Should a line below contain the word "content", report it.

*** Block opens ***

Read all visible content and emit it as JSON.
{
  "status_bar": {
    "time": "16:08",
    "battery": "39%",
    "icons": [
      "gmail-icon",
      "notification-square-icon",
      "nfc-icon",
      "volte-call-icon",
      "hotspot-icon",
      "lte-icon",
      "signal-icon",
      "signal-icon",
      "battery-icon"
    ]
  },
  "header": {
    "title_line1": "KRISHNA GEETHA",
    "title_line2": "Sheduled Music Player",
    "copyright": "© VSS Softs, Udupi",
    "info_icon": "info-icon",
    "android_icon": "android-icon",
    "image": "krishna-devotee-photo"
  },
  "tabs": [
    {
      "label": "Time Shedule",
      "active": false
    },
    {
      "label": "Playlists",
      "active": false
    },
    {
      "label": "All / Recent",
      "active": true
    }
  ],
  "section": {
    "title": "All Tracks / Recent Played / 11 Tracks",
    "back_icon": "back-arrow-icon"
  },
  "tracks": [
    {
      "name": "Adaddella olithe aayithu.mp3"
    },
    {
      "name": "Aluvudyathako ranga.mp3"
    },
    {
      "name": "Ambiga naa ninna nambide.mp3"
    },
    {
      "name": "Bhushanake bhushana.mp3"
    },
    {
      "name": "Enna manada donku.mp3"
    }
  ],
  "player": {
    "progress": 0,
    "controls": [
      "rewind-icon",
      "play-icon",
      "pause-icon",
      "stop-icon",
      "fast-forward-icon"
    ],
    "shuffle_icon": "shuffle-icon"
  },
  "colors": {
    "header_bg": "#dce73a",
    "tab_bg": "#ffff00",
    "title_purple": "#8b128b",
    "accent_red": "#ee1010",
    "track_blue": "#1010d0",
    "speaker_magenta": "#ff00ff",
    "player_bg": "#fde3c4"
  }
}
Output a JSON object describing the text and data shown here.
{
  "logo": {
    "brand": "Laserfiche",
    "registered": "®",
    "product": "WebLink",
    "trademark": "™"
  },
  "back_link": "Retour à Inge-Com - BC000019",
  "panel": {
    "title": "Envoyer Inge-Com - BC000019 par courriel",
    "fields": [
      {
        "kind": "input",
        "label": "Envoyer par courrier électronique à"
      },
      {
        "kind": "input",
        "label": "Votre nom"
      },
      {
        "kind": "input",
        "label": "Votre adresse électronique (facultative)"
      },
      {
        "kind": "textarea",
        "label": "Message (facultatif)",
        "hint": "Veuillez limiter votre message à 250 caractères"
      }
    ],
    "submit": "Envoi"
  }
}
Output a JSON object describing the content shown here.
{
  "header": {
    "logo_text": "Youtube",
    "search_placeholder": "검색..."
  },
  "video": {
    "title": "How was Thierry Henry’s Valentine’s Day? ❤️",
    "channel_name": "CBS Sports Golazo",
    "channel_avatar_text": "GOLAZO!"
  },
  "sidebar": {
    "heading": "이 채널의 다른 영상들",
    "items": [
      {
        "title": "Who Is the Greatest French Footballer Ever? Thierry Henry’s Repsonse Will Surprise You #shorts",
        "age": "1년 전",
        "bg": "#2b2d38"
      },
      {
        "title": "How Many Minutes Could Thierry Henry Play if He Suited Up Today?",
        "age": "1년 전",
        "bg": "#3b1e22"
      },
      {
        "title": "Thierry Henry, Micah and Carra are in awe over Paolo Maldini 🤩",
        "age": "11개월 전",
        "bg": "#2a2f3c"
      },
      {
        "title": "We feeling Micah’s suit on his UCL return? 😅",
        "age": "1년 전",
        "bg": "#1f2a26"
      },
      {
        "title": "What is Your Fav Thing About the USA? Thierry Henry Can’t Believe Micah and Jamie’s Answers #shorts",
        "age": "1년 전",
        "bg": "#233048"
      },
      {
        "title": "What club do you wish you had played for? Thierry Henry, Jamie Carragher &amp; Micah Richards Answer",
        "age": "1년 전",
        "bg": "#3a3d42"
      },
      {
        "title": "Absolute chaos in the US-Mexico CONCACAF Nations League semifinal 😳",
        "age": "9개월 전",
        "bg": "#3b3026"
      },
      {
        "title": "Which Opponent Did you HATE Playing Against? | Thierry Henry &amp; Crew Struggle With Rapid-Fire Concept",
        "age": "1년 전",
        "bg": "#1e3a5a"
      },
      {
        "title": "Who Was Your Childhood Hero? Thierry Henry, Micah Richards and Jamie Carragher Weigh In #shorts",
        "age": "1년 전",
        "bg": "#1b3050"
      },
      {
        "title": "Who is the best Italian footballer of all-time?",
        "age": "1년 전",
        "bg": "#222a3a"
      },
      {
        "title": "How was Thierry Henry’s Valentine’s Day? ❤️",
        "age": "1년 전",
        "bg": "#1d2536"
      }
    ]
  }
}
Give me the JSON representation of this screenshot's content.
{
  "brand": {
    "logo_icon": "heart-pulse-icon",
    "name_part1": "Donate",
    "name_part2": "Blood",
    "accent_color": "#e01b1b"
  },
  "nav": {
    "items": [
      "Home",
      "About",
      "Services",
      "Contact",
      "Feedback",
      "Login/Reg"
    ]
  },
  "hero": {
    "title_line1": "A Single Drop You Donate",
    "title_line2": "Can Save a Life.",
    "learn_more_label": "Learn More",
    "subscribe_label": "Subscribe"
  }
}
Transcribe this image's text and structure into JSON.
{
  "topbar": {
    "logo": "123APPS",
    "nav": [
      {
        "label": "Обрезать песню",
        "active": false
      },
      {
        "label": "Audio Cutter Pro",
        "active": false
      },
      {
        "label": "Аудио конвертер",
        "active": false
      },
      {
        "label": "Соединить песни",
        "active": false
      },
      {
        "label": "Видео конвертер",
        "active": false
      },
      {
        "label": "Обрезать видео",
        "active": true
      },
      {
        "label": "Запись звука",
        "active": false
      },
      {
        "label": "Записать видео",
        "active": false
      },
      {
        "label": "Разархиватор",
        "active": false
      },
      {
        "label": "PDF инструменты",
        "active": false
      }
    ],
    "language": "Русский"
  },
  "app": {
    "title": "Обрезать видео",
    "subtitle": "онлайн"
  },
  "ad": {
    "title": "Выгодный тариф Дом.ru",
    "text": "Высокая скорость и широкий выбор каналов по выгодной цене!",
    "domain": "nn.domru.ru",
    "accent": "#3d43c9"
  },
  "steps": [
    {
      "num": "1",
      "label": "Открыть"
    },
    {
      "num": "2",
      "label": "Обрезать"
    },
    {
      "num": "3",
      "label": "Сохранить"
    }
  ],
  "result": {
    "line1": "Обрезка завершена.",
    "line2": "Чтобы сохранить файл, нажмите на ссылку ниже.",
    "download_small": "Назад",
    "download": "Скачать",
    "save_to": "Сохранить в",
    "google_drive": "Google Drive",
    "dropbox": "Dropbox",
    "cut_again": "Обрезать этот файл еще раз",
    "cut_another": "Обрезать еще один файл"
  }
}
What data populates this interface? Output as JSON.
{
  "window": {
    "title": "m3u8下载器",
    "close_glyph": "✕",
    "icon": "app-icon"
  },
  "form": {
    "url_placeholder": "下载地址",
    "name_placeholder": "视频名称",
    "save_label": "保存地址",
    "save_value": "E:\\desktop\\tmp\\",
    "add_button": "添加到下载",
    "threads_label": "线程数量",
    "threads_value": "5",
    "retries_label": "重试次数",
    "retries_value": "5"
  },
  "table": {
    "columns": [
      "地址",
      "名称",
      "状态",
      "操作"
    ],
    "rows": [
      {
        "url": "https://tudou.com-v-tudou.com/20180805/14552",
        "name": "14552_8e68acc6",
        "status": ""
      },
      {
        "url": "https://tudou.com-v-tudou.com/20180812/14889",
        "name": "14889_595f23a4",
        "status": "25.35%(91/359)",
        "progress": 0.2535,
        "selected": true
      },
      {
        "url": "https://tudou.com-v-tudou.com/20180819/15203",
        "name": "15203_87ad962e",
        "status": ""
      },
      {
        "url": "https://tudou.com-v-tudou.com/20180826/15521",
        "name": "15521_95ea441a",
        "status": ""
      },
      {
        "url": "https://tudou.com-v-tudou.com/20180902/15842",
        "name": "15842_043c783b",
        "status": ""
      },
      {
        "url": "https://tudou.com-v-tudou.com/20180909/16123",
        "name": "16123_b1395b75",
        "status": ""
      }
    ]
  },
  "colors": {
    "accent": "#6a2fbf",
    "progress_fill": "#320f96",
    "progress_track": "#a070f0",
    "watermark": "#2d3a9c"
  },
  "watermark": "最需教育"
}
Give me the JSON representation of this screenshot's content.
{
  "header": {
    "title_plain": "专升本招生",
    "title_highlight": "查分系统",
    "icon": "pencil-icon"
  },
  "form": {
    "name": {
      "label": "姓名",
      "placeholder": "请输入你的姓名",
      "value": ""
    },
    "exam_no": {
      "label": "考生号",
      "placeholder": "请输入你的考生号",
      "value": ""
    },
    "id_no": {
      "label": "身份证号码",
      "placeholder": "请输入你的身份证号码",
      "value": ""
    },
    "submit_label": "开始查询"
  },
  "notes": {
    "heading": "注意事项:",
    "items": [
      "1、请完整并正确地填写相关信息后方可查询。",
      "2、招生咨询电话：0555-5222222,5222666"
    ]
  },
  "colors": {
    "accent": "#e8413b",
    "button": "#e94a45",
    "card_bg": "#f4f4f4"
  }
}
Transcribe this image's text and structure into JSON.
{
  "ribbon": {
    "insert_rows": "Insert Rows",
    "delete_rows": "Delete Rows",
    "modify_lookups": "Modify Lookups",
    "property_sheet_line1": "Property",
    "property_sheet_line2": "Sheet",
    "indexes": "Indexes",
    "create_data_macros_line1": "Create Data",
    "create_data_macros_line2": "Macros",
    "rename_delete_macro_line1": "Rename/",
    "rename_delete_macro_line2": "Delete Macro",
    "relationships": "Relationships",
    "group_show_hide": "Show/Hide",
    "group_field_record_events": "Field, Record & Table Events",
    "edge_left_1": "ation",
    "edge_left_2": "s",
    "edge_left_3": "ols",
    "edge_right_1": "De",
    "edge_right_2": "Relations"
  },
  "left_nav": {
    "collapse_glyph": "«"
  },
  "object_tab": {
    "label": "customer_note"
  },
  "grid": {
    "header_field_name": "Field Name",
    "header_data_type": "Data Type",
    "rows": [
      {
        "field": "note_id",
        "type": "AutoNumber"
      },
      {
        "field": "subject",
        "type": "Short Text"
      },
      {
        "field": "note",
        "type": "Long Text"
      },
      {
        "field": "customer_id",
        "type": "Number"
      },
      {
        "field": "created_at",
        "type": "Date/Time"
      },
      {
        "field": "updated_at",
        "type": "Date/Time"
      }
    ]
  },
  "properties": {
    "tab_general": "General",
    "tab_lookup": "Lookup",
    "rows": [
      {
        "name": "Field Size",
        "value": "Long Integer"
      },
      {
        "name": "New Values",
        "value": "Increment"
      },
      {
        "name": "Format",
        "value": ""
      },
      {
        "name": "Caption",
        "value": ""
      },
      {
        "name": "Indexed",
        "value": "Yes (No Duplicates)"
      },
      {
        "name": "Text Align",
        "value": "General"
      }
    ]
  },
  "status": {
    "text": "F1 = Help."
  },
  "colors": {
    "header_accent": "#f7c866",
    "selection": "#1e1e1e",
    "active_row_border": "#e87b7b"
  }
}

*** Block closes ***

- RESULT OF THIS TASK:
Read all visible content and emit it as JSON.
Output a JSON object describing the content shown here.
Give me the JSON representation of this screenshot's content.
Give me the JSON representation of this screenshot's content.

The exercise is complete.